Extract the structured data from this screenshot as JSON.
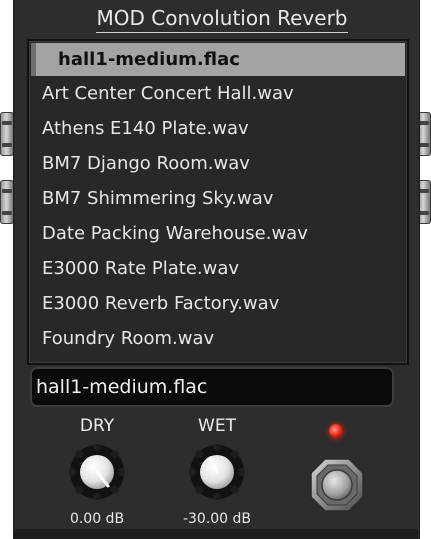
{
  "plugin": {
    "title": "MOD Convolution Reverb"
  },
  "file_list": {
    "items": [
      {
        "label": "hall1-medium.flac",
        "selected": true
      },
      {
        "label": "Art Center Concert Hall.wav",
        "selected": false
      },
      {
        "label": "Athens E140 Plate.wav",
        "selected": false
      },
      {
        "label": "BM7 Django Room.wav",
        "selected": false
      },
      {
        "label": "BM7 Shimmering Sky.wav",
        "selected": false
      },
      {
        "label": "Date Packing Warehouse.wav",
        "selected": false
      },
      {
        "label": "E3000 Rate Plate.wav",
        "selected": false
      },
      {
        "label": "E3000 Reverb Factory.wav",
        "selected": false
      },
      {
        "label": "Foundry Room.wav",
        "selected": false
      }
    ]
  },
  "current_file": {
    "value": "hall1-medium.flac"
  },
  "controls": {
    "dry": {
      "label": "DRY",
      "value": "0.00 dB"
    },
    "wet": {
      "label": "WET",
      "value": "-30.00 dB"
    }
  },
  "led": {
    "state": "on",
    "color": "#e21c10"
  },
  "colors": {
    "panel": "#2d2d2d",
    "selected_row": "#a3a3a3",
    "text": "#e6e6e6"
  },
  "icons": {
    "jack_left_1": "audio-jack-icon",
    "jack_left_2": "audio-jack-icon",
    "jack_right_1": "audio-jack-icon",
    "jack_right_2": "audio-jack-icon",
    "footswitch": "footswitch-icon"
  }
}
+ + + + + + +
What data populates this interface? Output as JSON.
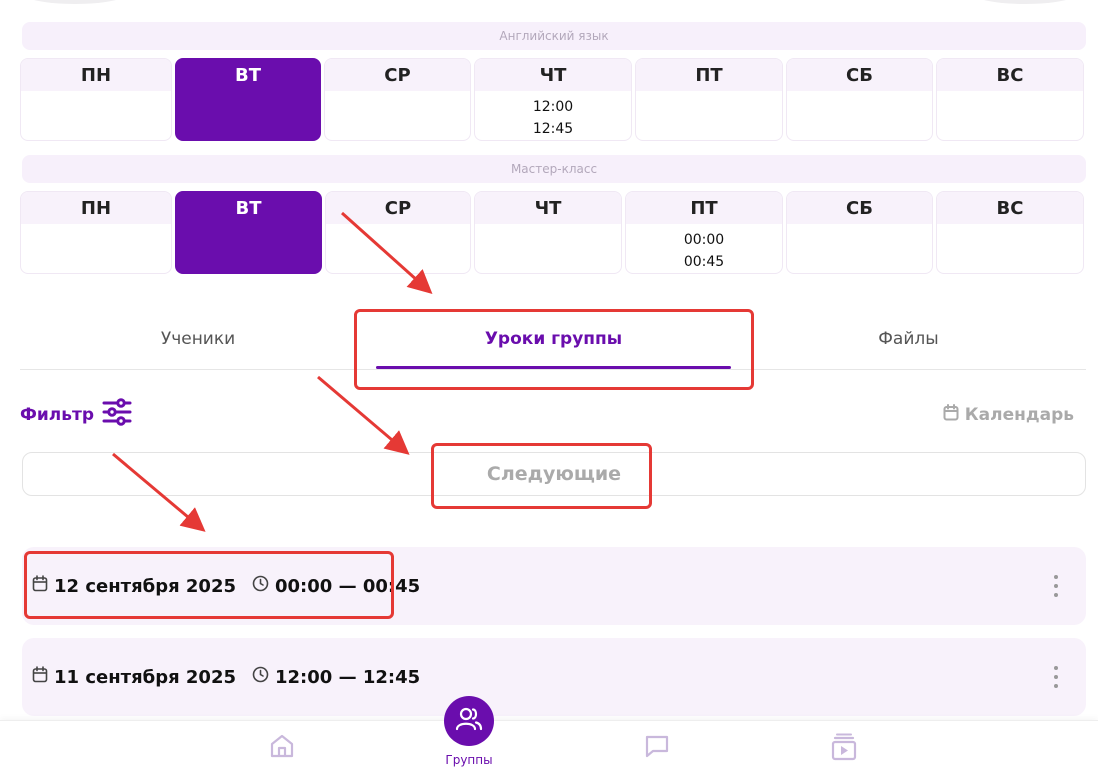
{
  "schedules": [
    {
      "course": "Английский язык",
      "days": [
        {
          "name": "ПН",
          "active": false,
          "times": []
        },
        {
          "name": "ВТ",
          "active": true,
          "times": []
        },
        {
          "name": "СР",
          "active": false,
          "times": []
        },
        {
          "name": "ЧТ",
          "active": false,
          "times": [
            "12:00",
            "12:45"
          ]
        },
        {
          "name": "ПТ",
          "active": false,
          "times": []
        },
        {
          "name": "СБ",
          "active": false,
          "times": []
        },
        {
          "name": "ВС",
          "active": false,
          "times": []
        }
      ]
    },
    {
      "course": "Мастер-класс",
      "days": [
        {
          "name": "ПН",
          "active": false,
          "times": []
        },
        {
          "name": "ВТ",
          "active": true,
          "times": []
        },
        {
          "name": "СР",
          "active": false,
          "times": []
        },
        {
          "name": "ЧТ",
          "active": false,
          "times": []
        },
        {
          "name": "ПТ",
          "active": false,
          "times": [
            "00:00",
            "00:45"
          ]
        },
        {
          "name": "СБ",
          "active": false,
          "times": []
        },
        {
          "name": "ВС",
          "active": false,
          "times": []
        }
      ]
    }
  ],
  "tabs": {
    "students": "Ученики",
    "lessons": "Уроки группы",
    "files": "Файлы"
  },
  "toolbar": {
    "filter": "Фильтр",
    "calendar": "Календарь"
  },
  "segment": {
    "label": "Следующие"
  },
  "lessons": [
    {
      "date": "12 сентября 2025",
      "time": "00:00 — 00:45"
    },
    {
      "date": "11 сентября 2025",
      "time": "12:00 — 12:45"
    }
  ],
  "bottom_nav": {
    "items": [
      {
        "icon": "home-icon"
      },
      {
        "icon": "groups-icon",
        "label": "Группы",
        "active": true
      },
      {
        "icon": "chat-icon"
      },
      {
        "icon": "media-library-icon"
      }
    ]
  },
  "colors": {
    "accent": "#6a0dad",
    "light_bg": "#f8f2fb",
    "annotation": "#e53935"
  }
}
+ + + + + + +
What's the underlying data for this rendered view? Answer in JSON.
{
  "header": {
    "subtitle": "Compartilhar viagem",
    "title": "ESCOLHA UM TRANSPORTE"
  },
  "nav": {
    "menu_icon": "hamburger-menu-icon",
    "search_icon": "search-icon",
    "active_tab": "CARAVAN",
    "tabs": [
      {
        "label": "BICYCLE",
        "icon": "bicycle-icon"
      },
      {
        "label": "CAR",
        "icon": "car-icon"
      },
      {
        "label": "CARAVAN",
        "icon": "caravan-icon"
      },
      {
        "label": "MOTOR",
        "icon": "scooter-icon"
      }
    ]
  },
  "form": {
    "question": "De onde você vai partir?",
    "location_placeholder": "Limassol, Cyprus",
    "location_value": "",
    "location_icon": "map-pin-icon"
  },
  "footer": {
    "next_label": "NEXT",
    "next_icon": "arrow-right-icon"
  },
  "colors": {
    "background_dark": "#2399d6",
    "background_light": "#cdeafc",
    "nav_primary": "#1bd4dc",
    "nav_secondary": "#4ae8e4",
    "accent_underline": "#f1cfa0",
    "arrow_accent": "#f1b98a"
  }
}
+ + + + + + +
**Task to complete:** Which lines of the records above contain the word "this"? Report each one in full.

**Written response:**
Extract the structured data from this screenshot as JSON.
What data populates this interface? Output as JSON.
What's the underlying data for this rendered view? Answer in JSON.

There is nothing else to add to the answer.